Source data
++++++++++++++++++++
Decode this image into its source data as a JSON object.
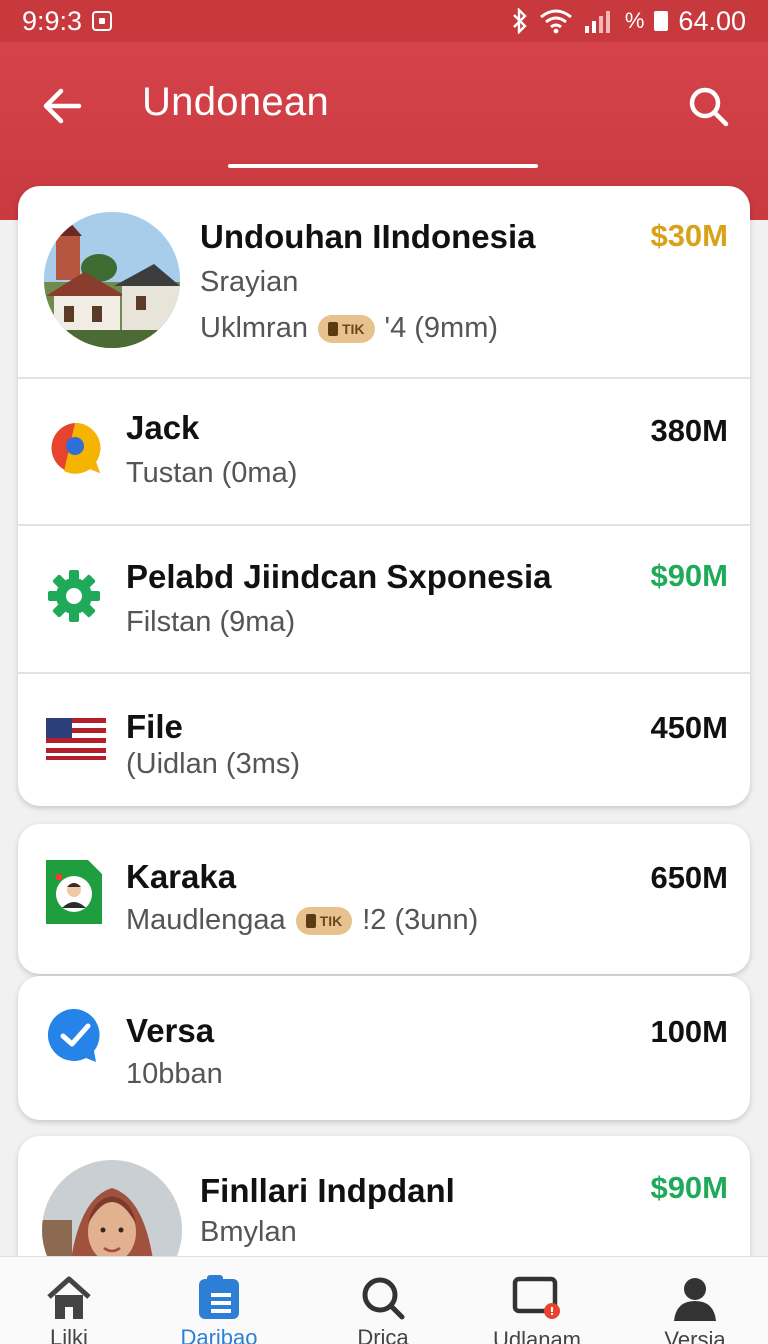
{
  "status_bar": {
    "time": "9:9:3",
    "percent_symbol": "%",
    "battery": "64.00"
  },
  "header": {
    "title": "Undonean"
  },
  "colors": {
    "primary": "#c8393d",
    "gold_value": "#d9a118",
    "green_value": "#1faa59",
    "active_nav": "#2d7fd6"
  },
  "card1": {
    "rows": [
      {
        "title": "Undouhan IIndonesia",
        "sub": "Srayian",
        "sub2_prefix": "Uklmran",
        "badge": "TIK",
        "sub2_suffix": "'4 (9mm)",
        "value": "$30M",
        "value_color": "gold",
        "icon": "house-photo"
      },
      {
        "title": "Jack",
        "sub": "Tustan (0ma)",
        "value": "380M",
        "value_color": "black",
        "icon": "chat-bubble-icon"
      },
      {
        "title": "Pelabd Jiindcan Sxponesia",
        "sub": "Filstan (9ma)",
        "value": "$90M",
        "value_color": "green",
        "icon": "gear-icon"
      },
      {
        "title": "File",
        "sub": "(Uidlan (3ms)",
        "value": "450M",
        "value_color": "black",
        "icon": "flag-icon"
      }
    ]
  },
  "card2": {
    "rows": [
      {
        "title": "Karaka",
        "sub_prefix": "Maudlengaa",
        "badge": "TIK",
        "sub_suffix": "!2 (3unn)",
        "value": "650M",
        "value_color": "black",
        "icon": "contact-card-icon"
      }
    ]
  },
  "card3": {
    "rows": [
      {
        "title": "Versa",
        "sub": "10bban",
        "value": "100M",
        "value_color": "black",
        "icon": "messenger-icon"
      }
    ]
  },
  "card4": {
    "rows": [
      {
        "title": "Finllari Indpdanl",
        "sub": "Bmylan",
        "value": "$90M",
        "value_color": "green",
        "icon": "person-photo"
      }
    ]
  },
  "bottom_nav": [
    {
      "label": "Lilki",
      "icon": "home-icon",
      "active": false
    },
    {
      "label": "Daribao",
      "icon": "document-icon",
      "active": true
    },
    {
      "label": "Drica",
      "icon": "search-icon",
      "active": false
    },
    {
      "label": "Udlanam",
      "icon": "screen-alert-icon",
      "active": false
    },
    {
      "label": "Versia",
      "icon": "profile-icon",
      "active": false
    }
  ]
}
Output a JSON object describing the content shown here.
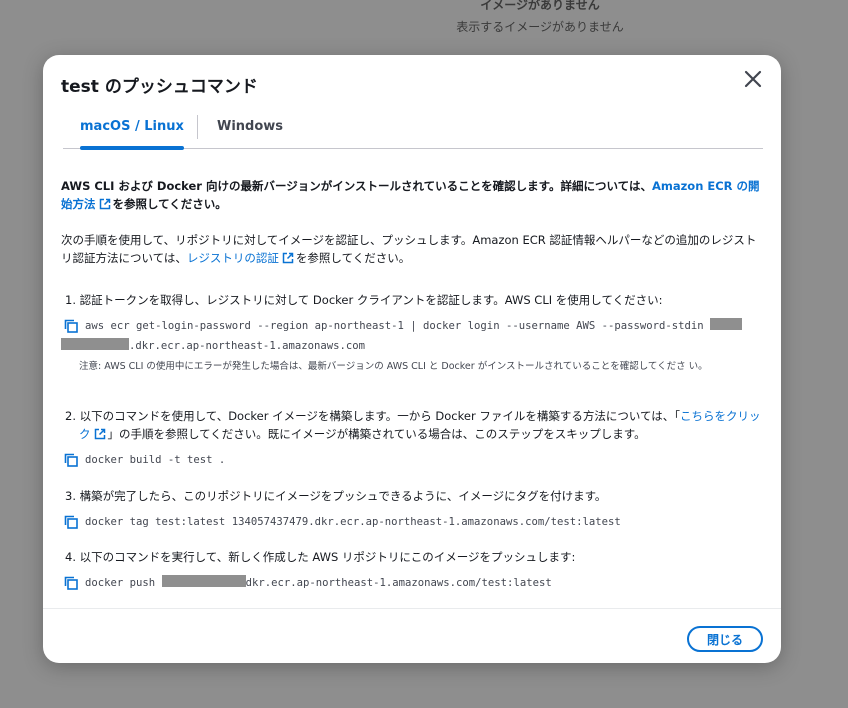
{
  "background": {
    "empty_title": "イメージがありません",
    "empty_subtitle": "表示するイメージがありません"
  },
  "modal": {
    "title": "test のプッシュコマンド",
    "close_icon": "close-icon",
    "tabs": [
      {
        "label": "macOS / Linux",
        "active": true
      },
      {
        "label": "Windows",
        "active": false
      }
    ],
    "intro": {
      "p1_text": "AWS CLI および Docker 向けの最新バージョンがインストールされていることを確認します。詳細については、",
      "p1_link": "Amazon ECR の開始方法",
      "p1_suffix": "を参照してください。",
      "p2_text": "次の手順を使用して、リポジトリに対してイメージを認証し、プッシュします。Amazon ECR 認証情報ヘルパーなどの追加のレジストリ認証方法については、",
      "p2_link": "レジストリの認証",
      "p2_suffix": "を参照してください。"
    },
    "steps": [
      {
        "text": "1. 認証トークンを取得し、レジストリに対して Docker クライアントを認証します。AWS CLI を使用してください:",
        "cmd_a": "aws ecr get-login-password --region ap-northeast-1 | docker login --username AWS --password-stdin",
        "cmd_b": ".dkr.ecr.ap-northeast-1.amazonaws.com",
        "note": "注意: AWS CLI の使用中にエラーが発生した場合は、最新バージョンの AWS CLI と Docker がインストールされていることを確認してくださ い。"
      },
      {
        "text_a": "2. 以下のコマンドを使用して、Docker イメージを構築します。一から Docker ファイルを構築する方法については、「",
        "link": "こちらをクリック",
        "text_b": "」の手順を参照してください。既にイメージが構築されている場合は、このステップをスキップします。",
        "cmd": "docker build -t test ."
      },
      {
        "text": "3. 構築が完了したら、このリポジトリにイメージをプッシュできるように、イメージにタグを付けます。",
        "cmd": "docker tag test:latest 134057437479.dkr.ecr.ap-northeast-1.amazonaws.com/test:latest"
      },
      {
        "text": "4. 以下のコマンドを実行して、新しく作成した AWS リポジトリにこのイメージをプッシュします:",
        "cmd_a": "docker push",
        "cmd_b": "dkr.ecr.ap-northeast-1.amazonaws.com/test:latest"
      }
    ],
    "copy_icon": "copy-icon",
    "external_link_icon": "external-link-icon",
    "close_button_label": "閉じる"
  },
  "colors": {
    "accent": "#0972d3",
    "text": "#16191f",
    "overlay": "#8e8e8e"
  }
}
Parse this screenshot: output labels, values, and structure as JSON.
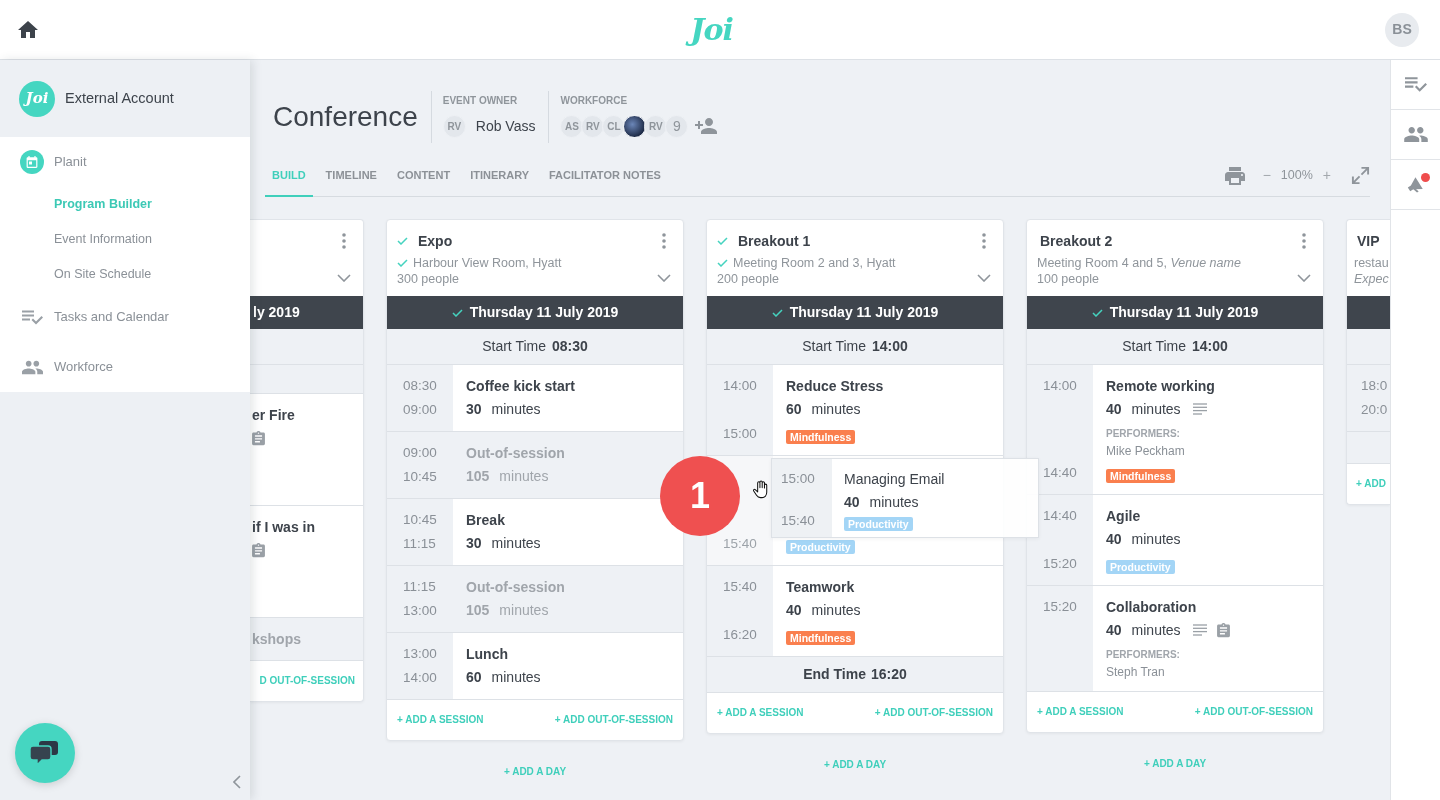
{
  "topbar": {
    "logo": "Joi",
    "avatar": "BS"
  },
  "sidebar": {
    "account": {
      "logo": "Joi",
      "name": "External Account"
    },
    "items": [
      {
        "label": "Planit",
        "selected": false,
        "expanded": true,
        "children": [
          {
            "label": "Program Builder",
            "selected": true
          },
          {
            "label": "Event Information",
            "selected": false
          },
          {
            "label": "On Site Schedule",
            "selected": false
          }
        ]
      },
      {
        "label": "Tasks and Calendar",
        "selected": false,
        "expanded": false
      },
      {
        "label": "Workforce",
        "selected": false,
        "expanded": false
      }
    ]
  },
  "event": {
    "title": "Conference",
    "owner": {
      "label": "EVENT OWNER",
      "initials": "RV",
      "name": "Rob Vass"
    },
    "workforce": {
      "label": "WORKFORCE",
      "members": [
        {
          "kind": "initials",
          "initials": "AS"
        },
        {
          "kind": "initials",
          "initials": "RV"
        },
        {
          "kind": "initials",
          "initials": "CL"
        },
        {
          "kind": "photo"
        },
        {
          "kind": "initials",
          "initials": "RV"
        }
      ],
      "more": "9"
    }
  },
  "tabs": [
    {
      "label": "BUILD",
      "selected": true
    },
    {
      "label": "TIMELINE",
      "selected": false
    },
    {
      "label": "CONTENT",
      "selected": false
    },
    {
      "label": "ITINERARY",
      "selected": false
    },
    {
      "label": "FACILITATOR NOTES",
      "selected": false
    }
  ],
  "toolbar": {
    "zoom_out": "−",
    "zoom": "100%",
    "zoom_in": "+"
  },
  "columns": [
    {
      "day": {
        "label": "ly 2019"
      },
      "sessions": [
        {
          "kind": "out_of_session"
        },
        {
          "kind": "session",
          "title": "er Fire",
          "notes": false,
          "clipboard": true
        },
        {
          "kind": "session",
          "title": "if I was in",
          "notes": false,
          "clipboard": true
        },
        {
          "kind": "out_of_session",
          "title": "kshops"
        }
      ],
      "footer": {
        "add_out_of_session": "D OUT-OF-SESSION"
      }
    },
    {
      "title": "Expo",
      "title_checked": true,
      "venue": "Harbour View Room, Hyatt",
      "venue_checked": true,
      "people": "300 people",
      "people_hint": false,
      "day": {
        "label": "Thursday 11 July 2019",
        "checked": true
      },
      "start": {
        "label": "Start Time",
        "time": "08:30"
      },
      "sessions": [
        {
          "kind": "session",
          "start": "08:30",
          "end": "09:00",
          "title": "Coffee kick start",
          "minutes": "30",
          "unit": "minutes",
          "notes": false,
          "clipboard": false
        },
        {
          "kind": "out_of_session",
          "start": "09:00",
          "end": "10:45",
          "title": "Out-of-session",
          "minutes": "105",
          "unit": "minutes"
        },
        {
          "kind": "session",
          "start": "10:45",
          "end": "11:15",
          "title": "Break",
          "minutes": "30",
          "unit": "minutes",
          "notes": false,
          "clipboard": false
        },
        {
          "kind": "out_of_session",
          "start": "11:15",
          "end": "13:00",
          "title": "Out-of-session",
          "minutes": "105",
          "unit": "minutes"
        },
        {
          "kind": "session",
          "start": "13:00",
          "end": "14:00",
          "title": "Lunch",
          "minutes": "60",
          "unit": "minutes",
          "notes": false,
          "clipboard": false
        }
      ],
      "footer": {
        "add_session": "+ ADD A SESSION",
        "add_out_of_session": "+ ADD OUT-OF-SESSION"
      },
      "add_day": "+ ADD A DAY"
    },
    {
      "title": "Breakout 1",
      "title_checked": true,
      "venue": "Meeting Room 2 and 3, Hyatt",
      "venue_checked": true,
      "people": "200 people",
      "people_hint": false,
      "day": {
        "label": "Thursday 11 July 2019",
        "checked": true
      },
      "start": {
        "label": "Start Time",
        "time": "14:00"
      },
      "sessions": [
        {
          "kind": "session",
          "start": "14:00",
          "end": "15:00",
          "title": "Reduce Stress",
          "minutes": "60",
          "unit": "minutes",
          "notes": false,
          "clipboard": false,
          "tags": [
            {
              "label": "Mindfulness",
              "color": "#fa7f4e"
            }
          ]
        },
        {
          "kind": "placeholder",
          "end": "15:40",
          "tags": [
            {
              "label": "Productivity",
              "color": "#a3d5f6"
            }
          ],
          "dragged": {
            "start": "15:00",
            "end": "15:40",
            "title": "Managing Email",
            "minutes": "40",
            "unit": "minutes",
            "tags": [
              {
                "label": "Productivity",
                "color": "#a3d5f6"
              }
            ]
          },
          "step_marker": "1"
        },
        {
          "kind": "session",
          "start": "15:40",
          "end": "16:20",
          "title": "Teamwork",
          "minutes": "40",
          "unit": "minutes",
          "notes": false,
          "clipboard": false,
          "tags": [
            {
              "label": "Mindfulness",
              "color": "#fa7f4e"
            }
          ]
        }
      ],
      "end": {
        "label": "End Time",
        "time": "16:20"
      },
      "footer": {
        "add_session": "+ ADD A SESSION",
        "add_out_of_session": "+ ADD OUT-OF-SESSION"
      },
      "add_day": "+ ADD A DAY"
    },
    {
      "title": "Breakout 2",
      "title_checked": false,
      "venue": "Meeting Room 4 and 5, *Venue name*",
      "venue_checked": false,
      "people": "100 people",
      "people_hint": false,
      "day": {
        "label": "Thursday 11 July 2019",
        "checked": true
      },
      "start": {
        "label": "Start Time",
        "time": "14:00"
      },
      "sessions": [
        {
          "kind": "session",
          "start": "14:00",
          "end": "14:40",
          "title": "Remote working",
          "minutes": "40",
          "unit": "minutes",
          "notes": true,
          "clipboard": false,
          "performers_label": "PERFORMERS:",
          "performers": "Mike Peckham",
          "tags": [
            {
              "label": "Mindfulness",
              "color": "#fa7f4e"
            }
          ]
        },
        {
          "kind": "session",
          "start": "14:40",
          "end": "15:20",
          "title": "Agile",
          "minutes": "40",
          "unit": "minutes",
          "notes": false,
          "clipboard": false,
          "tags": [
            {
              "label": "Productivity",
              "color": "#a3d5f6"
            }
          ]
        },
        {
          "kind": "session",
          "start": "15:20",
          "title": "Collaboration",
          "minutes": "40",
          "unit": "minutes",
          "notes": true,
          "clipboard": true,
          "performers_label": "PERFORMERS:",
          "performers": "Steph Tran"
        }
      ],
      "footer": {
        "add_session": "+ ADD A SESSION",
        "add_out_of_session": "+ ADD OUT-OF-SESSION"
      },
      "add_day": "+ ADD A DAY"
    },
    {
      "title": "VIP",
      "title_checked": false,
      "venue": "restau",
      "venue_checked": false,
      "people": "Expec",
      "people_hint": true,
      "sessions": [
        {
          "kind": "session",
          "start": "18:0",
          "end": "20:0",
          "notes": false,
          "clipboard": false
        },
        {
          "kind": "out_of_session"
        }
      ],
      "footer": {
        "add_session": "+ ADD"
      }
    }
  ],
  "right_rail": {
    "notification": true
  }
}
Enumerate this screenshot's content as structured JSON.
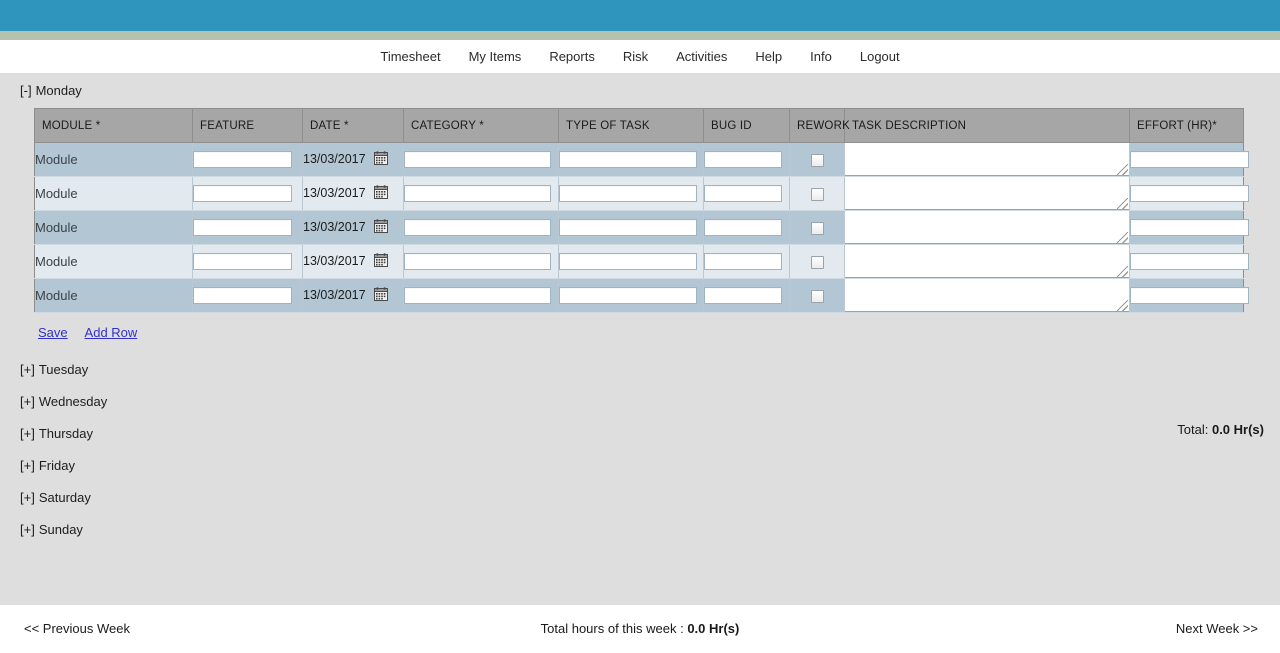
{
  "theme": {
    "banner_color": "#2f95bd",
    "banner_strip_color": "#b4c2ae",
    "content_bg": "#dedede",
    "header_row_bg": "#a6a6a6",
    "row_odd_bg": "#b3c6d3",
    "row_even_bg": "#e2eaef",
    "link_color": "#3232c8"
  },
  "nav": {
    "items": [
      {
        "label": "Timesheet"
      },
      {
        "label": "My Items"
      },
      {
        "label": "Reports"
      },
      {
        "label": "Risk"
      },
      {
        "label": "Activities"
      },
      {
        "label": "Help"
      },
      {
        "label": "Info"
      },
      {
        "label": "Logout"
      }
    ]
  },
  "expanded_day": {
    "toggle": "[-]",
    "label": "Monday"
  },
  "table": {
    "columns": [
      {
        "label": "MODULE *"
      },
      {
        "label": "FEATURE"
      },
      {
        "label": "DATE *"
      },
      {
        "label": "CATEGORY *"
      },
      {
        "label": "TYPE OF TASK"
      },
      {
        "label": "BUG ID"
      },
      {
        "label": "REWORK"
      },
      {
        "label": "TASK DESCRIPTION"
      },
      {
        "label": "EFFORT (HR)*"
      }
    ],
    "rows": [
      {
        "module": "Module",
        "feature": "",
        "date": "13/03/2017",
        "category": "",
        "type_of_task": "",
        "bug_id": "",
        "rework": false,
        "task_description": "",
        "effort": ""
      },
      {
        "module": "Module",
        "feature": "",
        "date": "13/03/2017",
        "category": "",
        "type_of_task": "",
        "bug_id": "",
        "rework": false,
        "task_description": "",
        "effort": ""
      },
      {
        "module": "Module",
        "feature": "",
        "date": "13/03/2017",
        "category": "",
        "type_of_task": "",
        "bug_id": "",
        "rework": false,
        "task_description": "",
        "effort": ""
      },
      {
        "module": "Module",
        "feature": "",
        "date": "13/03/2017",
        "category": "",
        "type_of_task": "",
        "bug_id": "",
        "rework": false,
        "task_description": "",
        "effort": ""
      },
      {
        "module": "Module",
        "feature": "",
        "date": "13/03/2017",
        "category": "",
        "type_of_task": "",
        "bug_id": "",
        "rework": false,
        "task_description": "",
        "effort": ""
      }
    ]
  },
  "actions": {
    "save_label": "Save",
    "add_row_label": "Add Row"
  },
  "day_total": {
    "prefix": "Total: ",
    "value": "0.0 Hr(s)"
  },
  "collapsed_days": [
    {
      "toggle": "[+]",
      "label": "Tuesday"
    },
    {
      "toggle": "[+]",
      "label": "Wednesday"
    },
    {
      "toggle": "[+]",
      "label": "Thursday"
    },
    {
      "toggle": "[+]",
      "label": "Friday"
    },
    {
      "toggle": "[+]",
      "label": "Saturday"
    },
    {
      "toggle": "[+]",
      "label": "Sunday"
    }
  ],
  "footer": {
    "previous_week": "<< Previous Week",
    "week_total_prefix": "Total hours of this week : ",
    "week_total_value": "0.0 Hr(s)",
    "next_week": "Next Week >>"
  }
}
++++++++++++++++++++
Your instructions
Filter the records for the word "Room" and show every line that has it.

Exercise output
      "venue": "Harbour View Room, Hyatt",
      "venue": "Meeting Room 2 and 3, Hyatt",
      "venue": "Meeting Room 4 and 5, *Venue name*",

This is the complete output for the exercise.